To do.
Find the word "title" in the data. Return every line where it appears.

Source material.
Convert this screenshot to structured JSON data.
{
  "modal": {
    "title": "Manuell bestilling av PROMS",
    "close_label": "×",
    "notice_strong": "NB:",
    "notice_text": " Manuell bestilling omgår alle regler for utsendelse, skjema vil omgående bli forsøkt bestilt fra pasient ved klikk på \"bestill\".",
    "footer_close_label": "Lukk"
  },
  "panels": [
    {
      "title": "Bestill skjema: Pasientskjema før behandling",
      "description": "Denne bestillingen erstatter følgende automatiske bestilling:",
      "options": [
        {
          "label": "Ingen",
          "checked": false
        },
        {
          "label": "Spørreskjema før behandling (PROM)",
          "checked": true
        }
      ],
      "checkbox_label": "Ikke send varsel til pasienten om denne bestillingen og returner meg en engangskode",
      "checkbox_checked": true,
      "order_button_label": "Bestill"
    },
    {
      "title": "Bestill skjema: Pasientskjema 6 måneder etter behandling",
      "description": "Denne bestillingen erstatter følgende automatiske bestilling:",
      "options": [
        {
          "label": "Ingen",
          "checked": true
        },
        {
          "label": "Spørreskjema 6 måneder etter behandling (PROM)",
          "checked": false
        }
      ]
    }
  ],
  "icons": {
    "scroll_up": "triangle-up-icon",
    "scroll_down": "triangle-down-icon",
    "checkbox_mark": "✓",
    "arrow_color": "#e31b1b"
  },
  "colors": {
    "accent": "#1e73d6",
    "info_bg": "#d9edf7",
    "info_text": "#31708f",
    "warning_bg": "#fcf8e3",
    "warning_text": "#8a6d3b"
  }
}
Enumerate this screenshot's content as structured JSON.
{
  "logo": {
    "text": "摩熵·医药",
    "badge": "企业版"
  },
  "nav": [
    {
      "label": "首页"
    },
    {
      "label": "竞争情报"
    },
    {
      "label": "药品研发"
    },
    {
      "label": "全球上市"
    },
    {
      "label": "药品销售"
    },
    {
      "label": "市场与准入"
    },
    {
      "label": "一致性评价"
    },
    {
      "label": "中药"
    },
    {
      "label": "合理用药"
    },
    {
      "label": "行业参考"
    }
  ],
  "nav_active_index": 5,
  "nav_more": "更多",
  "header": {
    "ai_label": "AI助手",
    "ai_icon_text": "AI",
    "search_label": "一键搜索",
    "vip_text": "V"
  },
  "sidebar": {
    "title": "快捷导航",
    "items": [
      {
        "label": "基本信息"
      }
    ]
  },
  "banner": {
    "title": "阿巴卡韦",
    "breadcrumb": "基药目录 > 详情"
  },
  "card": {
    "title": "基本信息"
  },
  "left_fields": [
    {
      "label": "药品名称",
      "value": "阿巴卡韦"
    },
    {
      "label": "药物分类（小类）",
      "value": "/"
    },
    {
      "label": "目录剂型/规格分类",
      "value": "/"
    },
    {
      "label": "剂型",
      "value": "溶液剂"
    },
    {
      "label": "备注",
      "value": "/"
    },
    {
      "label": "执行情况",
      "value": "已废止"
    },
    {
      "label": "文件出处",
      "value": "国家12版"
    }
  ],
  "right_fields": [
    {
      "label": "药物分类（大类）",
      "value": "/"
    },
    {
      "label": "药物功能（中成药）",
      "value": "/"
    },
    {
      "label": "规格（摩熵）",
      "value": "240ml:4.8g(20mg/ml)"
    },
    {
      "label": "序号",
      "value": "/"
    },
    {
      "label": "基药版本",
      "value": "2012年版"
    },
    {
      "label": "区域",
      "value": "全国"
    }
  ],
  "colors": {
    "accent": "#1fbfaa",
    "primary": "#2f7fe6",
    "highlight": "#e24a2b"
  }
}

Output for this task.
    "title": "Manuell bestilling av PROMS",
      "title": "Bestill skjema: Pasientskjema før behandling",
      "title": "Bestill skjema: Pasientskjema 6 måneder etter behandling",
    "title": "快捷导航",
    "title": "阿巴卡韦",
    "title": "基本信息"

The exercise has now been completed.